§ Source material
########

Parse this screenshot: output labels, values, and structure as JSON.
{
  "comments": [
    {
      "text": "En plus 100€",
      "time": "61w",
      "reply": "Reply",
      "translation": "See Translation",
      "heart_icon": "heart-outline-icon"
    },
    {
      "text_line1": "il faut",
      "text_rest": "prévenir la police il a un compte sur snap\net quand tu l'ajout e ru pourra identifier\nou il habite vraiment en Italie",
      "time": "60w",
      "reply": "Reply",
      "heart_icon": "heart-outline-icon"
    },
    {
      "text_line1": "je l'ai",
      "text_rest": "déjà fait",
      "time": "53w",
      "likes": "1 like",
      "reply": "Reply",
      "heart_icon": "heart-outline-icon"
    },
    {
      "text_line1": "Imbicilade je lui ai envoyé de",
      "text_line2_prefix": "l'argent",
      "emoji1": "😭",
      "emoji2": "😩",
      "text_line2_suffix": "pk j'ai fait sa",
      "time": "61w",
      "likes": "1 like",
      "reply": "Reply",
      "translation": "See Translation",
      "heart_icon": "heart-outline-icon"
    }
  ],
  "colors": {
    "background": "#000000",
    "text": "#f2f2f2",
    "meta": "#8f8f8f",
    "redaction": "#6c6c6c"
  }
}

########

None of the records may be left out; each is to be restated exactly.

§ Response area
Parse this screenshot: output labels, values, and structure as JSON.
{
  "comments": [
    {
      "text": "En plus 100€",
      "time": "61w",
      "reply": "Reply",
      "translation": "See Translation",
      "heart_icon": "heart-outline-icon"
    },
    {
      "text_line1": "il faut",
      "text_rest": "prévenir la police il a un compte sur snap\net quand tu l'ajout e ru pourra identifier\nou il habite vraiment en Italie",
      "time": "60w",
      "reply": "Reply",
      "heart_icon": "heart-outline-icon"
    },
    {
      "text_line1": "je l'ai",
      "text_rest": "déjà fait",
      "time": "53w",
      "likes": "1 like",
      "reply": "Reply",
      "heart_icon": "heart-outline-icon"
    },
    {
      "text_line1": "Imbicilade je lui ai envoyé de",
      "text_line2_prefix": "l'argent",
      "emoji1": "😭",
      "emoji2": "😩",
      "text_line2_suffix": "pk j'ai fait sa",
      "time": "61w",
      "likes": "1 like",
      "reply": "Reply",
      "translation": "See Translation",
      "heart_icon": "heart-outline-icon"
    }
  ],
  "colors": {
    "background": "#000000",
    "text": "#f2f2f2",
    "meta": "#8f8f8f",
    "redaction": "#6c6c6c"
  }
}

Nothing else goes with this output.